Those who are undergoing conventional treatment often continue feeling those symptoms. That’s because drugs like replacement thyroid hormone or iodine don’t address autoimmunity, the most common root cause of a thyroid disorder.
Low T3 syndrome is another common manifestation of a thyroid problem. People with low T3 syndrome might experience symptoms that line up with hypothyroidism, but in these cases, the issue lies with how the body regulates the thyroid metabolism, not with the thyroid gland itself.
Whether you’re suffering from an autoimmune disorder like Hashimoto’s or you’re experiencing symptoms due to low T3, there are functional treatment options. Find out more.
How to Address a Thyroid Disorder
You know that the obesity epidemic has reached staggering heights—more than 93 million American adults qualify as obese. Obesity is closely tied to insulin resistance, metabolic issues, and type 2 diabetes. These chronic diseases are so closely related, in fact, that we can refer to them as one illness: diabesity.
Diabesity and metabolic syndrome, which is characterized by abdominal obesity, insulin resistance, and inflammation, are entirely preventable, and, in many cases, reversible too. But undoing the systemic damage these conditions cause takes a different approach—one that involves not just diet and exercise, but improving gut health and intestinal integrity.
If you’re experiencing metabolic problems and you’re struggling to lose weight and balance your blood sugar, read more on diabesity.
Find Out More about Diabesity and Metabolic Syndrome
Heart disease is the leading cause of death in the United States. For the last 50 years, we’ve been told that, in order to maintain our heart health, we need to limit the amount of saturated fat and cholesterol in our diets. That conventional approach hasn’t done anything to slow the spread of cardiovascular disease, and no wonder—it’s wrong.
Healthy dietary fats aren’t the enemy here, but the Standard American Diet, full of toxins like industrial seed oils and refined carbs, and our sedentary, stressful modern lifestyles could bear a large portion of the blame. Statins don’t have the same helpful effects for people without existing heart disease, and they carry serious side effects of their own.
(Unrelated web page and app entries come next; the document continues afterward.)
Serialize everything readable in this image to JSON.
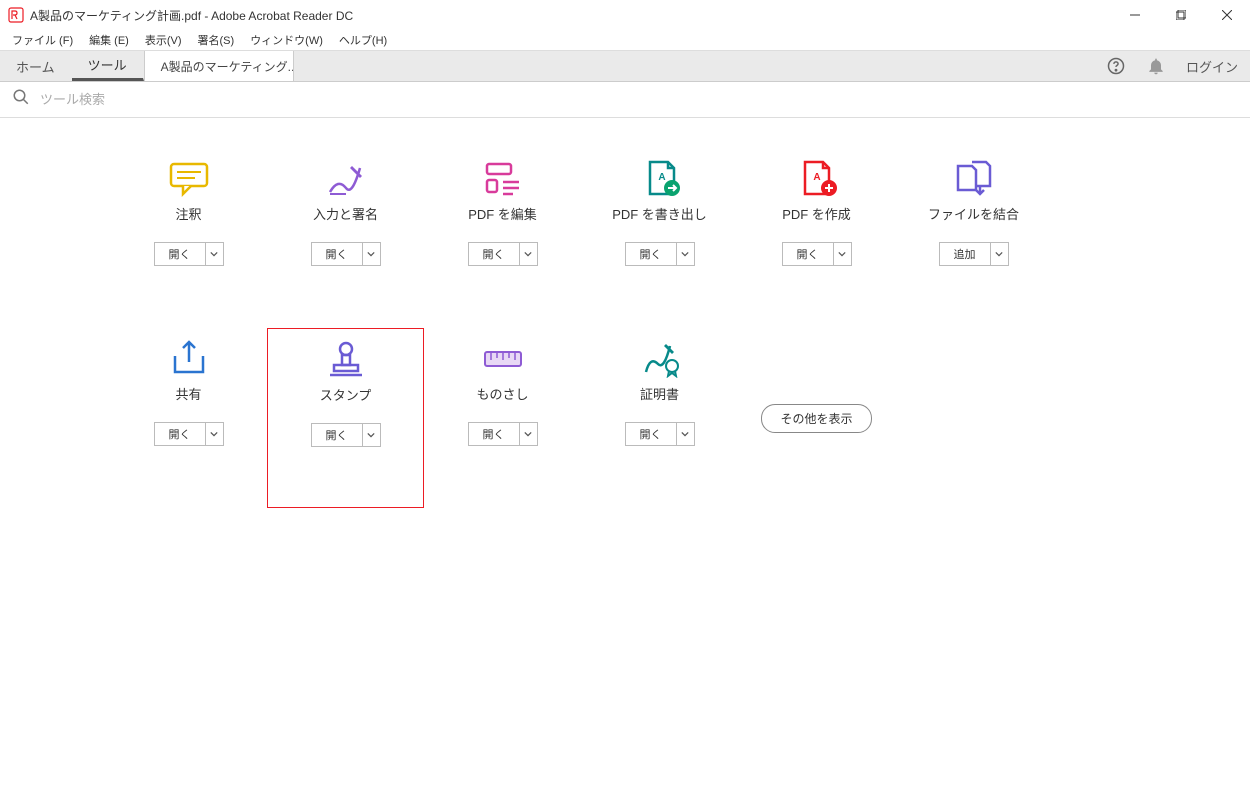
{
  "window": {
    "title": "A製品のマーケティング計画.pdf - Adobe Acrobat Reader DC"
  },
  "menu": {
    "file": "ファイル (F)",
    "edit": "編集 (E)",
    "view": "表示(V)",
    "sign": "署名(S)",
    "window": "ウィンドウ(W)",
    "help": "ヘルプ(H)"
  },
  "tabs": {
    "home": "ホーム",
    "tools": "ツール",
    "document": "A製品のマーケティング..."
  },
  "header": {
    "login": "ログイン"
  },
  "search": {
    "placeholder": "ツール検索"
  },
  "buttons": {
    "open": "開く",
    "add": "追加",
    "show_more": "その他を表示"
  },
  "tools": [
    {
      "id": "comment",
      "label": "注釈",
      "action": "open"
    },
    {
      "id": "fillsign",
      "label": "入力と署名",
      "action": "open"
    },
    {
      "id": "editpdf",
      "label": "PDF を編集",
      "action": "open"
    },
    {
      "id": "export",
      "label": "PDF を書き出し",
      "action": "open"
    },
    {
      "id": "create",
      "label": "PDF を作成",
      "action": "open"
    },
    {
      "id": "combine",
      "label": "ファイルを結合",
      "action": "add"
    },
    {
      "id": "share",
      "label": "共有",
      "action": "open"
    },
    {
      "id": "stamp",
      "label": "スタンプ",
      "action": "open",
      "selected": true
    },
    {
      "id": "measure",
      "label": "ものさし",
      "action": "open"
    },
    {
      "id": "cert",
      "label": "証明書",
      "action": "open"
    }
  ]
}
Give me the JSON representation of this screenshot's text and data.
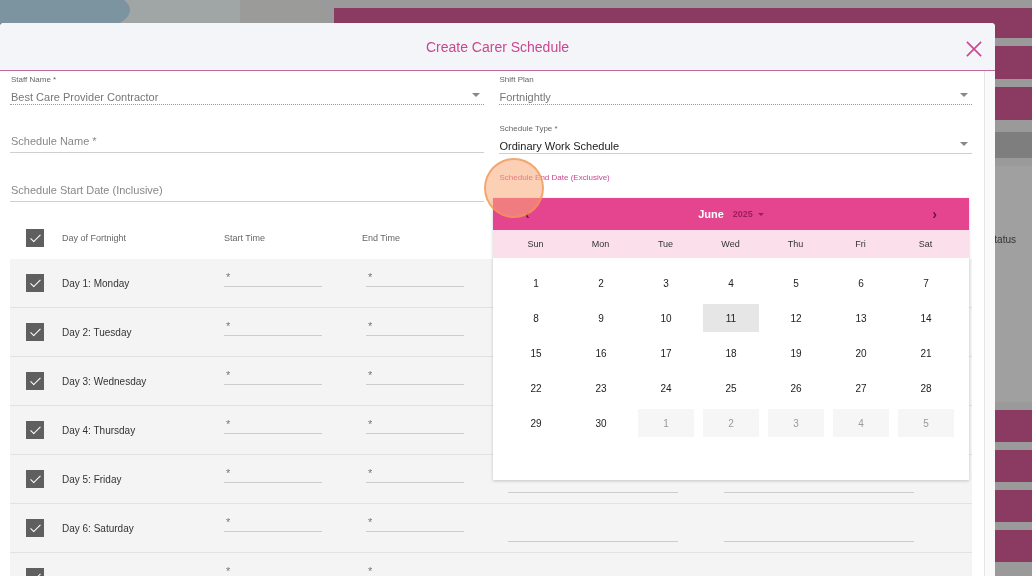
{
  "background": {
    "column_heading": "tatus"
  },
  "dialog": {
    "title": "Create Carer Schedule"
  },
  "fields": [
    {
      "kind": "select",
      "label": "Staff Name *",
      "value": "Best Care Provider Contractor",
      "disabled": true
    },
    {
      "kind": "text",
      "placeholder": "Schedule Name *"
    },
    {
      "kind": "text",
      "placeholder": "Schedule Start Date (Inclusive)"
    },
    {
      "kind": "select",
      "label": "Shift Plan",
      "value": "Fortnightly",
      "disabled": true
    },
    {
      "kind": "select",
      "label": "Schedule Type *",
      "value": "Ordinary Work Schedule",
      "disabled": false
    },
    {
      "kind": "date",
      "label": "Schedule End Date (Exclusive)",
      "focused": true
    }
  ],
  "table": {
    "all_checked": true,
    "columns": [
      "Day of Fortnight",
      "Start Time",
      "End Time"
    ],
    "rows": [
      {
        "day": "Day 1: Monday",
        "checked": true,
        "start_placeholder": "*",
        "end_placeholder": "*"
      },
      {
        "day": "Day 2: Tuesday",
        "checked": true,
        "start_placeholder": "*",
        "end_placeholder": "*"
      },
      {
        "day": "Day 3: Wednesday",
        "checked": true,
        "start_placeholder": "*",
        "end_placeholder": "*"
      },
      {
        "day": "Day 4: Thursday",
        "checked": true,
        "start_placeholder": "*",
        "end_placeholder": "*"
      },
      {
        "day": "Day 5: Friday",
        "checked": true,
        "start_placeholder": "*",
        "end_placeholder": "*"
      },
      {
        "day": "Day 6: Saturday",
        "checked": true,
        "start_placeholder": "*",
        "end_placeholder": "*"
      },
      {
        "checked": true,
        "start_placeholder": "*",
        "end_placeholder": "*"
      }
    ]
  },
  "calendar": {
    "prev": "‹",
    "next": "›",
    "month": "June",
    "year": "2025",
    "weekdays": [
      "Sun",
      "Mon",
      "Tue",
      "Wed",
      "Thu",
      "Fri",
      "Sat"
    ],
    "days": [
      {
        "label": "1",
        "kind": "current",
        "today": false
      },
      {
        "label": "2",
        "kind": "current",
        "today": false
      },
      {
        "label": "3",
        "kind": "current",
        "today": false
      },
      {
        "label": "4",
        "kind": "current",
        "today": false
      },
      {
        "label": "5",
        "kind": "current",
        "today": false
      },
      {
        "label": "6",
        "kind": "current",
        "today": false
      },
      {
        "label": "7",
        "kind": "current",
        "today": false
      },
      {
        "label": "8",
        "kind": "current",
        "today": false
      },
      {
        "label": "9",
        "kind": "current",
        "today": false
      },
      {
        "label": "10",
        "kind": "current",
        "today": false
      },
      {
        "label": "11",
        "kind": "current",
        "today": true
      },
      {
        "label": "12",
        "kind": "current",
        "today": false
      },
      {
        "label": "13",
        "kind": "current",
        "today": false
      },
      {
        "label": "14",
        "kind": "current",
        "today": false
      },
      {
        "label": "15",
        "kind": "current",
        "today": false
      },
      {
        "label": "16",
        "kind": "current",
        "today": false
      },
      {
        "label": "17",
        "kind": "current",
        "today": false
      },
      {
        "label": "18",
        "kind": "current",
        "today": false
      },
      {
        "label": "19",
        "kind": "current",
        "today": false
      },
      {
        "label": "20",
        "kind": "current",
        "today": false
      },
      {
        "label": "21",
        "kind": "current",
        "today": false
      },
      {
        "label": "22",
        "kind": "current",
        "today": false
      },
      {
        "label": "23",
        "kind": "current",
        "today": false
      },
      {
        "label": "24",
        "kind": "current",
        "today": false
      },
      {
        "label": "25",
        "kind": "current",
        "today": false
      },
      {
        "label": "26",
        "kind": "current",
        "today": false
      },
      {
        "label": "27",
        "kind": "current",
        "today": false
      },
      {
        "label": "28",
        "kind": "current",
        "today": false
      },
      {
        "label": "29",
        "kind": "current",
        "today": false
      },
      {
        "label": "30",
        "kind": "current",
        "today": false
      },
      {
        "label": "1",
        "kind": "other",
        "today": false
      },
      {
        "label": "2",
        "kind": "other",
        "today": false
      },
      {
        "label": "3",
        "kind": "other",
        "today": false
      },
      {
        "label": "4",
        "kind": "other",
        "today": false
      },
      {
        "label": "5",
        "kind": "other",
        "today": false
      }
    ]
  }
}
The good news is that you can prevent cardiovascular disease and improve your heart health with diet, exercise, and lifestyle changes. Here’s how.
Find Out More about Improving Heart Health and Preventing Cardiovascular Disease
Autoimmune disease is a case of mistaken identity: an overactive immune system attacks normal proteins as if they were harmful invaders. That leads to a constant state of high alert for the immune system and chronic inflammation. Eventually, that can cause chronic illnesses like inflammatory bowel disease, type 1 diabetes, multiple sclerosis, and Hashimoto’s.
Few of our hunter–gatherer ancestors suffered from autoimmunity, but their lifestyles were markedly different from ours. They ate nutrient-dense, whole foods; got plenty of rest and sleep; and lived in clean environments free from the toxins we encounter day in and day out. If you’re suffering from an autoimmune condition, correcting that ancestral mismatch through diet and lifestyle changes can lessen your symptoms and better your health.
Find out more about what causes autoimmunity and how to alleviate symptoms—or prevent it altogether.
What You Need to Know about Autoimmunity
Our bodies need specific micronutrients to function normally. A deficiency in any of them—like vitamin D, magnesium, folate, choline, or vitamin B12—can increase risk factors for a number of chronic diseases, including heart disease, depression, metabolic syndrome, and even cancer.
The best way to get the micronutrients we need to live healthy lives is to focus on eating whole, nutrient-dense foods like organ meats, seafood, beef, full-fat dairy products, and fruits and vegetables. A diet of plant and animal foods is best, with selective supplementation if necessary.
Want to learn how to get enough of the nutrients you need to thrive? Check out the resources below.